Now, I have used this pad 4-5 times a week for the past six months. Far more then I think it was ever indended to be ridden in. The pads fluffing has been worn down quite a bit on the front of it, whereas the rear (where my bum has no contact with) is still fluffy and boyant. Most notably, the pad is now turning blue thanks to the dark wash jeans I wear to work, then subsequently wear right out to the barn as well.

Six Months Later
I got super lucky in having the bareback pad at the time that I needed to use it, but can I just say Im ready to be rid of it? Just saying.

Just beginning my warm up, Heather brought in Missy whom Milo hadnt seen in a few weeks. Missy leaped, bucked and farted, which Milo of course thought was just beautiful and rivoting (hey, love knows no boundaries, err gas passings). Heather and I had the opportunity to ride alone in the arena. Had I known lessons were finishing, I would have set up some poles to work over, but already into our workout, I ended up not. I warmed up with the "new" excersise - Warm Up 2-Simple Trot Pattern. Establish a nice cadenced trot on a circle (for me at C), then extend the trot out for the length of the arena, rein back to a shorter trot for the circle again, repeat. Milo did well and its a great exercise for me to subtly soften my back for the slight downward transition. He was feeling pretty good and quickly caught onto the pattern, wanting to explode out of the corners right out of the circle a few times. But when he would feel explosive, I instead would work a few more circles until he was on page with me again.

I moved into a little Arena Interval Training, trotting for two minutes, loping for another two, trotting again, repeat, and incorporated some fencing lines as well. One fence in particular was absolutely beautiful. At the trot he worked straight into it never ducking out or slowing down. I softened my back and gave him the mighty Woah, and that butt went right down into the dirt and promptly backed up. I let Milo sit for a few minutes as reward, scratching his neck and telling him what a good boy he was. He licked and chewed and caught his breath.

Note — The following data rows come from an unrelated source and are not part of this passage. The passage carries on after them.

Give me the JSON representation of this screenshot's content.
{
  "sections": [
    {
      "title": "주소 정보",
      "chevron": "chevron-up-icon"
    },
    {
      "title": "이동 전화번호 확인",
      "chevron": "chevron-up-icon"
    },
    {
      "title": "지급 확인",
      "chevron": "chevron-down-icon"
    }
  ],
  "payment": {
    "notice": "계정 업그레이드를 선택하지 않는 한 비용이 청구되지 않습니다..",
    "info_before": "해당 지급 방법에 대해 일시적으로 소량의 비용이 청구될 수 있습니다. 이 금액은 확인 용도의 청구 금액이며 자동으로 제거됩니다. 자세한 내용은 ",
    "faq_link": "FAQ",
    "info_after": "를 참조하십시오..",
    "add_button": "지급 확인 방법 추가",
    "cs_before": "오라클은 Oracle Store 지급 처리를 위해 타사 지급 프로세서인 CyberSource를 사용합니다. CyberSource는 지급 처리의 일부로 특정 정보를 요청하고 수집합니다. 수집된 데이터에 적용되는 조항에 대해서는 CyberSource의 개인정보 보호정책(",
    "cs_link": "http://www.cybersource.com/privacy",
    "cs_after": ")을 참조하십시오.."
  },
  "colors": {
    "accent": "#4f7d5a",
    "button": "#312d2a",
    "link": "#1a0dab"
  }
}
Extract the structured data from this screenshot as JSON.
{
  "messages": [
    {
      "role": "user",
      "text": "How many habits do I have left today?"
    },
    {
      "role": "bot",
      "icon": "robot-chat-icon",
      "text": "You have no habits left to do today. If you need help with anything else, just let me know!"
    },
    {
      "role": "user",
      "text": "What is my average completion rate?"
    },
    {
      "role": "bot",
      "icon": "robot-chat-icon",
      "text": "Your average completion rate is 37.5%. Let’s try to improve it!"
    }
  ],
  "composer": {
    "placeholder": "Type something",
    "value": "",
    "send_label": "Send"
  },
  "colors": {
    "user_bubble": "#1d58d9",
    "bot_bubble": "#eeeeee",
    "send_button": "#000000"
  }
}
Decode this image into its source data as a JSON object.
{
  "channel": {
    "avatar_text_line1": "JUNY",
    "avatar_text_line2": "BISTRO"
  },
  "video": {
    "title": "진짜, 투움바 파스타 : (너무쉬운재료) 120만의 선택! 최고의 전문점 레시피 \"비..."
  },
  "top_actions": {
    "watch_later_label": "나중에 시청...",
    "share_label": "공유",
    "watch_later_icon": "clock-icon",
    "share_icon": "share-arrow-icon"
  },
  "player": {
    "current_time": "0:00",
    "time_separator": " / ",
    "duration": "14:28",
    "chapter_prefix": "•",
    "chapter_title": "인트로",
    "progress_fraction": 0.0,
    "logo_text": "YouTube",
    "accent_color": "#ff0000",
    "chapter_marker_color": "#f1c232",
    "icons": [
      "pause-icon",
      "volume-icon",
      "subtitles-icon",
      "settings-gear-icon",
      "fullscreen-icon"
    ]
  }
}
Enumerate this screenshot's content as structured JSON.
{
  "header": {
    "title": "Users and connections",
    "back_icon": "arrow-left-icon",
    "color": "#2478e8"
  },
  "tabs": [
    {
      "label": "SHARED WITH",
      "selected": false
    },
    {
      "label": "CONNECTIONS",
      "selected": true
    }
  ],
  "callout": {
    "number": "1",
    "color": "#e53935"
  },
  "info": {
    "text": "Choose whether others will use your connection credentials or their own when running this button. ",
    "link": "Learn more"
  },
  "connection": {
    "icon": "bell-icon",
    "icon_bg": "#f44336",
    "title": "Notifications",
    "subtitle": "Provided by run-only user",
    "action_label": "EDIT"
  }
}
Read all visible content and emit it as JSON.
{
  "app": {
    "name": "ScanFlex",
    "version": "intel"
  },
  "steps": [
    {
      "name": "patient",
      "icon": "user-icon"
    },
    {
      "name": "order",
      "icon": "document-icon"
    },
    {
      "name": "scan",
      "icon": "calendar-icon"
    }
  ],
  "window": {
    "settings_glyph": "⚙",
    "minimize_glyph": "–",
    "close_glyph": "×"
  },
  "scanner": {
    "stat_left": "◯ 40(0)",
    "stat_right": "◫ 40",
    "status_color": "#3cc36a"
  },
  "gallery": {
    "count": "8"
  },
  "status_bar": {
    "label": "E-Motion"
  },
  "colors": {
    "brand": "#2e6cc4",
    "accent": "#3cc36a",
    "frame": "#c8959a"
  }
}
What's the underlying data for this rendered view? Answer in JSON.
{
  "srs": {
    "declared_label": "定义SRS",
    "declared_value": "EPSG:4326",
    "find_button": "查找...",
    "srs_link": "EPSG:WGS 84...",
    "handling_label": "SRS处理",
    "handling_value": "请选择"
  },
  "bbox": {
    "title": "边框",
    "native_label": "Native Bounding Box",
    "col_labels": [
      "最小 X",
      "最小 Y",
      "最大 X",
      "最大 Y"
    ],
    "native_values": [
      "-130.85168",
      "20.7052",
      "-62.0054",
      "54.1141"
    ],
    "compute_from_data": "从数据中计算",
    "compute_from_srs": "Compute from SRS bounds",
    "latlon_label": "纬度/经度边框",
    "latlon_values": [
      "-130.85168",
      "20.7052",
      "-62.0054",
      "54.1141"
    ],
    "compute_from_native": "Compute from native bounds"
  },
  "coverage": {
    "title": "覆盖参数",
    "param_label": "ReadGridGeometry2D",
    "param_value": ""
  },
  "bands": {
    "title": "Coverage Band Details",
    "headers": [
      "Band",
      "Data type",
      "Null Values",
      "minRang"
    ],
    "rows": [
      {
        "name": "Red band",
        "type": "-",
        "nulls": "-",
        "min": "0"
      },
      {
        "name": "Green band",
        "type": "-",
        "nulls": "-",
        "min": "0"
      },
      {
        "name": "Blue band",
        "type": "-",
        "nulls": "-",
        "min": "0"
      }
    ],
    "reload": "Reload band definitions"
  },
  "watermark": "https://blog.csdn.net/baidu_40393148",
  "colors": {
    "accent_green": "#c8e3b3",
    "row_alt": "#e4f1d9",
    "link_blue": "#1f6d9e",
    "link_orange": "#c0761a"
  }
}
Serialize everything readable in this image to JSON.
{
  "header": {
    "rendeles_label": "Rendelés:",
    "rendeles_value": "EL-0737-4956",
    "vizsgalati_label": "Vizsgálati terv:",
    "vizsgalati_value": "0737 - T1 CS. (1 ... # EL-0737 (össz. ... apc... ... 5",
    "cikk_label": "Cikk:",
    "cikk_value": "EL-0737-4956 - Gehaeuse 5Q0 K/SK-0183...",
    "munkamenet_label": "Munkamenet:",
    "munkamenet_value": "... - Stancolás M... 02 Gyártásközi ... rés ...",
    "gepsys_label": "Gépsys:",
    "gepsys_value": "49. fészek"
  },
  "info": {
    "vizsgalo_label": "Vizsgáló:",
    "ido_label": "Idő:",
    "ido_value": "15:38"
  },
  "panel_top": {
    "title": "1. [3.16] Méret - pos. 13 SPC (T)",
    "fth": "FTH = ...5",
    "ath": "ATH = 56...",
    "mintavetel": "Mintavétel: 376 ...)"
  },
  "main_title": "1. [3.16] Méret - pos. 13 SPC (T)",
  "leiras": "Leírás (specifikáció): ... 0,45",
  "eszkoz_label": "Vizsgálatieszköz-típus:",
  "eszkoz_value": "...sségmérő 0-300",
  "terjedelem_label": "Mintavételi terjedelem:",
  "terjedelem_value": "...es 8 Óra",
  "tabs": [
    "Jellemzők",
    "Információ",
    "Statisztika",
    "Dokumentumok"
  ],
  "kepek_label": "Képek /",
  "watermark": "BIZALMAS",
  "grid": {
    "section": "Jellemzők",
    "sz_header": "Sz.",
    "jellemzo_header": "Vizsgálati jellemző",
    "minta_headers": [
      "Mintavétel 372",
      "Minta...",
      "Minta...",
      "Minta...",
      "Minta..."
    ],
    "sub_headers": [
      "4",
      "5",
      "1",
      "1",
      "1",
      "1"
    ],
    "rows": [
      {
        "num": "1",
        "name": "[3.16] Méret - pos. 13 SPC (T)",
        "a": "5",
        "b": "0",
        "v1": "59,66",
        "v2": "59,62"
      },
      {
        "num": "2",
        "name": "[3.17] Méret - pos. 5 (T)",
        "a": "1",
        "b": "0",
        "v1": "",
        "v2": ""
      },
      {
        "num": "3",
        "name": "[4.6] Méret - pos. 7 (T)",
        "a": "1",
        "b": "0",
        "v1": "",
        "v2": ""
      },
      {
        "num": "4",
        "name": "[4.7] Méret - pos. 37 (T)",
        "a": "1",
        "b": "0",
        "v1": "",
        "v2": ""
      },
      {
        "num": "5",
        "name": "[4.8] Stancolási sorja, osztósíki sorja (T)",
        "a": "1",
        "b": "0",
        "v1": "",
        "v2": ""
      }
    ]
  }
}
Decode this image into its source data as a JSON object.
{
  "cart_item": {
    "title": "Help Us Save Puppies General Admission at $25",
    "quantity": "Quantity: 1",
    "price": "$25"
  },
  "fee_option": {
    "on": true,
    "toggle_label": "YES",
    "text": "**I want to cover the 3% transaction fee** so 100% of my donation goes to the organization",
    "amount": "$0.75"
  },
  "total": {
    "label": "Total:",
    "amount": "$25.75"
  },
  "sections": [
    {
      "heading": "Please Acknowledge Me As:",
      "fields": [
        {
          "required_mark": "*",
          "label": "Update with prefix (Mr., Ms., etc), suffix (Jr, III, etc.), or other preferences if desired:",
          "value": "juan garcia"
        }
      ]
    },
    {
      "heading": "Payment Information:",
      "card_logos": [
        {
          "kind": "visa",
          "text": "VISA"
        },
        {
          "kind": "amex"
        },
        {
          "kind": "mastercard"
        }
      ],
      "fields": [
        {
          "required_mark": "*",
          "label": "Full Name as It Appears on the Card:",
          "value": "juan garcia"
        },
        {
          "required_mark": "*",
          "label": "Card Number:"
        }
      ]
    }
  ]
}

With the arena cleared of lessons, I worked a bit on our rollbacks. First at the walk, then trot, and a few at the canter. Milo did splendidly, getting the footwork and loping right off in the new direction. I noticed I will have to be picky still through that half turnaround, as a few times Milo wanted to bolt right off at about 100 degrees, not 180. I instead worked back on slower rollbacks to get him moving all the way off of my leg and rein. He did well though.

Have I mentioned how dramatic a change in his cadence and balance has been? I think I really can contribute it to his new trim. He is moving very fluidly at all gaits, but I have noticed how consistent Milo is in his lope now. Whereas before, Milo would lope a few strides lifted and engaged, then hollow out for a few more, come back lifted, hollow again, etc. He never seemed to just consistently hold the working lope. Now, he does. He really lifts his back up (even more then ever before) and stays consistently balanced, forward, and straight with only a few minor corrections on my part, its been great! He's also learning how to keep himself balanced and centered between the reins, which is a big deal too. Im super proud of my boy, and can't wait to see Sarah on Thursday.


Rising Rainbow said...

Staying straight between the aids and lifting his back correctly go hand in hand. You really cannot get one without the other. I can attest to that with Legs and his not ever moving correctly because of his old injury. Getting that final bit of lift and straight is illusive and translates to we're still just a hair off from true self carriage. Even though the horse looks dead on straight from the ground.

in2paints said...

You're going to miss your pink bareback pad, aren't you? :)

That's great you're seeing such a difference since his trim. Such small things can make such a big difference!